* **WORK TO COMPLETE**:
Set down each entry below exactly as it stands.
RECORDS SUPPLIED Block Start
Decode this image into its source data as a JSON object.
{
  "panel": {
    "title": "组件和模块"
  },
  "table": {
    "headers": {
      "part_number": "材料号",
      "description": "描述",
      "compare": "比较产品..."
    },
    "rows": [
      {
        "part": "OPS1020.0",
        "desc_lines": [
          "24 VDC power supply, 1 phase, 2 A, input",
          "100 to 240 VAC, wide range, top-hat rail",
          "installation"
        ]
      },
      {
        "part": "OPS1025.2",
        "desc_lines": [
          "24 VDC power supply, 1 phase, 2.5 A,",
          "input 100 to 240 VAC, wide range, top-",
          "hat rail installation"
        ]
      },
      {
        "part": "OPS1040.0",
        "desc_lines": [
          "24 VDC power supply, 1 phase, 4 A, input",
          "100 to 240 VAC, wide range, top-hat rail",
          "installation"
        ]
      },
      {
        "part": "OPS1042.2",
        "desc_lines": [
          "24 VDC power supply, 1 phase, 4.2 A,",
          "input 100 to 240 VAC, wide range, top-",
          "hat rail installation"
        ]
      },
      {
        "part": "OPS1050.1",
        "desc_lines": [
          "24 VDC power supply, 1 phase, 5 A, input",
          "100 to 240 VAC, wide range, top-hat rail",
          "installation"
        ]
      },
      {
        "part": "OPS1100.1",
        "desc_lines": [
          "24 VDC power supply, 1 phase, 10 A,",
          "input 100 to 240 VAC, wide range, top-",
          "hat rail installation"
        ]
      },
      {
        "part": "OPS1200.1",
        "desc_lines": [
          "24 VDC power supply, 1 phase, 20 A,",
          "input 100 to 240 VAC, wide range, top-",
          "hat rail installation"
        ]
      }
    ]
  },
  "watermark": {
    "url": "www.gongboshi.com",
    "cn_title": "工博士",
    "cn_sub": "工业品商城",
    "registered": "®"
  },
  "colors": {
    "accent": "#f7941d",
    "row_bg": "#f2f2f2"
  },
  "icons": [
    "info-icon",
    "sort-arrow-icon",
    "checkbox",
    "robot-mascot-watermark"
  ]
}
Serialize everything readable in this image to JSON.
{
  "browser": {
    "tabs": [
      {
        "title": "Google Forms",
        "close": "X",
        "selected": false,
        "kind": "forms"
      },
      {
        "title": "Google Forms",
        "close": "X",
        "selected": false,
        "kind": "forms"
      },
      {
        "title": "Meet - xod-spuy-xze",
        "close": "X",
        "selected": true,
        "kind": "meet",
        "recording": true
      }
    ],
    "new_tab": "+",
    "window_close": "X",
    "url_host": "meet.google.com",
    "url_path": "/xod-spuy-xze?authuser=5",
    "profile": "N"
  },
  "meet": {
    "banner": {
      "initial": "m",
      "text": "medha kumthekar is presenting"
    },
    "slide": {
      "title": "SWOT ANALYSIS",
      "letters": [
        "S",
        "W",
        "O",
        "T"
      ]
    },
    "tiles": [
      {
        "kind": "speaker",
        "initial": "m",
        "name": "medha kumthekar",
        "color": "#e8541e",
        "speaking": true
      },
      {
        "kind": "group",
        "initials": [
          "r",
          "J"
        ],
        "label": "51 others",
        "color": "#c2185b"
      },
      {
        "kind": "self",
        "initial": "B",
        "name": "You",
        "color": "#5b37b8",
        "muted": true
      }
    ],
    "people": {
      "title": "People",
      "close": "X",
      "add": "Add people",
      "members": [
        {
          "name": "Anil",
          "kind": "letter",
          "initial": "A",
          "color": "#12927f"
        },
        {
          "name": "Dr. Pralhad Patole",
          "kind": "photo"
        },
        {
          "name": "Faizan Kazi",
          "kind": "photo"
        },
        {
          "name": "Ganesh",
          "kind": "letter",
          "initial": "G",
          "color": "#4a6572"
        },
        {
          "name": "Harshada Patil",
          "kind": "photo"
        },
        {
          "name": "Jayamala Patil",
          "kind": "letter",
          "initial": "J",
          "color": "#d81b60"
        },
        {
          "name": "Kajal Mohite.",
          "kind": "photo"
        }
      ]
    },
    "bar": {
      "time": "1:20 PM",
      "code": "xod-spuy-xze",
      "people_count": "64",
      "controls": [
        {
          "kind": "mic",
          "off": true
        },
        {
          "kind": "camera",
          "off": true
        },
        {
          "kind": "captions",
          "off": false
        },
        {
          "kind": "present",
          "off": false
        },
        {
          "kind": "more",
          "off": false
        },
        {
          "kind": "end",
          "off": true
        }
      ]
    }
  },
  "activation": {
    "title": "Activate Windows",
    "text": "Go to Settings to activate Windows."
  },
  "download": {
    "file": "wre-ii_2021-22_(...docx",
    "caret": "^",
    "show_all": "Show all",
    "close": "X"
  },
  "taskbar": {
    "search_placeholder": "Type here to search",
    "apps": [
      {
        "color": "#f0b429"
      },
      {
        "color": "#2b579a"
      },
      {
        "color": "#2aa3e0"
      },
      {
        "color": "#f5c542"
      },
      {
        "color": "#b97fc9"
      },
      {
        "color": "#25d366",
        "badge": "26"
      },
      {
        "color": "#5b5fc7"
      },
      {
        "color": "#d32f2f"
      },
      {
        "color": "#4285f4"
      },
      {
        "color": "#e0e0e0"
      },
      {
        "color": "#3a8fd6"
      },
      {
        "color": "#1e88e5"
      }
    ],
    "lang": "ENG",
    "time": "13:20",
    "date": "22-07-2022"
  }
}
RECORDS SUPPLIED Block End
* **SOLUTION**:
Decode this image into its source data as a JSON object.
{
  "panel": {
    "title": "组件和模块"
  },
  "table": {
    "headers": {
      "part_number": "材料号",
      "description": "描述",
      "compare": "比较产品..."
    },
    "rows": [
      {
        "part": "OPS1020.0",
        "desc_lines": [
          "24 VDC power supply, 1 phase, 2 A, input",
          "100 to 240 VAC, wide range, top-hat rail",
          "installation"
        ]
      },
      {
        "part": "OPS1025.2",
        "desc_lines": [
          "24 VDC power supply, 1 phase, 2.5 A,",
          "input 100 to 240 VAC, wide range, top-",
          "hat rail installation"
        ]
      },
      {
        "part": "OPS1040.0",
        "desc_lines": [
          "24 VDC power supply, 1 phase, 4 A, input",
          "100 to 240 VAC, wide range, top-hat rail",
          "installation"
        ]
      },
      {
        "part": "OPS1042.2",
        "desc_lines": [
          "24 VDC power supply, 1 phase, 4.2 A,",
          "input 100 to 240 VAC, wide range, top-",
          "hat rail installation"
        ]
      },
      {
        "part": "OPS1050.1",
        "desc_lines": [
          "24 VDC power supply, 1 phase, 5 A, input",
          "100 to 240 VAC, wide range, top-hat rail",
          "installation"
        ]
      },
      {
        "part": "OPS1100.1",
        "desc_lines": [
          "24 VDC power supply, 1 phase, 10 A,",
          "input 100 to 240 VAC, wide range, top-",
          "hat rail installation"
        ]
      },
      {
        "part": "OPS1200.1",
        "desc_lines": [
          "24 VDC power supply, 1 phase, 20 A,",
          "input 100 to 240 VAC, wide range, top-",
          "hat rail installation"
        ]
      }
    ]
  },
  "watermark": {
    "url": "www.gongboshi.com",
    "cn_title": "工博士",
    "cn_sub": "工业品商城",
    "registered": "®"
  },
  "colors": {
    "accent": "#f7941d",
    "row_bg": "#f2f2f2"
  },
  "icons": [
    "info-icon",
    "sort-arrow-icon",
    "checkbox",
    "robot-mascot-watermark"
  ]
}
Serialize everything readable in this image to JSON.
{
  "browser": {
    "tabs": [
      {
        "title": "Google Forms",
        "close": "X",
        "selected": false,
        "kind": "forms"
      },
      {
        "title": "Google Forms",
        "close": "X",
        "selected": false,
        "kind": "forms"
      },
      {
        "title": "Meet - xod-spuy-xze",
        "close": "X",
        "selected": true,
        "kind": "meet",
        "recording": true
      }
    ],
    "new_tab": "+",
    "window_close": "X",
    "url_host": "meet.google.com",
    "url_path": "/xod-spuy-xze?authuser=5",
    "profile": "N"
  },
  "meet": {
    "banner": {
      "initial": "m",
      "text": "medha kumthekar is presenting"
    },
    "slide": {
      "title": "SWOT ANALYSIS",
      "letters": [
        "S",
        "W",
        "O",
        "T"
      ]
    },
    "tiles": [
      {
        "kind": "speaker",
        "initial": "m",
        "name": "medha kumthekar",
        "color": "#e8541e",
        "speaking": true
      },
      {
        "kind": "group",
        "initials": [
          "r",
          "J"
        ],
        "label": "51 others",
        "color": "#c2185b"
      },
      {
        "kind": "self",
        "initial": "B",
        "name": "You",
        "color": "#5b37b8",
        "muted": true
      }
    ],
    "people": {
      "title": "People",
      "close": "X",
      "add": "Add people",
      "members": [
        {
          "name": "Anil",
          "kind": "letter",
          "initial": "A",
          "color": "#12927f"
        },
        {
          "name": "Dr. Pralhad Patole",
          "kind": "photo"
        },
        {
          "name": "Faizan Kazi",
          "kind": "photo"
        },
        {
          "name": "Ganesh",
          "kind": "letter",
          "initial": "G",
          "color": "#4a6572"
        },
        {
          "name": "Harshada Patil",
          "kind": "photo"
        },
        {
          "name": "Jayamala Patil",
          "kind": "letter",
          "initial": "J",
          "color": "#d81b60"
        },
        {
          "name": "Kajal Mohite.",
          "kind": "photo"
        }
      ]
    },
    "bar": {
      "time": "1:20 PM",
      "code": "xod-spuy-xze",
      "people_count": "64",
      "controls": [
        {
          "kind": "mic",
          "off": true
        },
        {
          "kind": "camera",
          "off": true
        },
        {
          "kind": "captions",
          "off": false
        },
        {
          "kind": "present",
          "off": false
        },
        {
          "kind": "more",
          "off": false
        },
        {
          "kind": "end",
          "off": true
        }
      ]
    }
  },
  "activation": {
    "title": "Activate Windows",
    "text": "Go to Settings to activate Windows."
  },
  "download": {
    "file": "wre-ii_2021-22_(...docx",
    "caret": "^",
    "show_all": "Show all",
    "close": "X"
  },
  "taskbar": {
    "search_placeholder": "Type here to search",
    "apps": [
      {
        "color": "#f0b429"
      },
      {
        "color": "#2b579a"
      },
      {
        "color": "#2aa3e0"
      },
      {
        "color": "#f5c542"
      },
      {
        "color": "#b97fc9"
      },
      {
        "color": "#25d366",
        "badge": "26"
      },
      {
        "color": "#5b5fc7"
      },
      {
        "color": "#d32f2f"
      },
      {
        "color": "#4285f4"
      },
      {
        "color": "#e0e0e0"
      },
      {
        "color": "#3a8fd6"
      },
      {
        "color": "#1e88e5"
      }
    ],
    "lang": "ENG",
    "time": "13:20",
    "date": "22-07-2022"
  }
}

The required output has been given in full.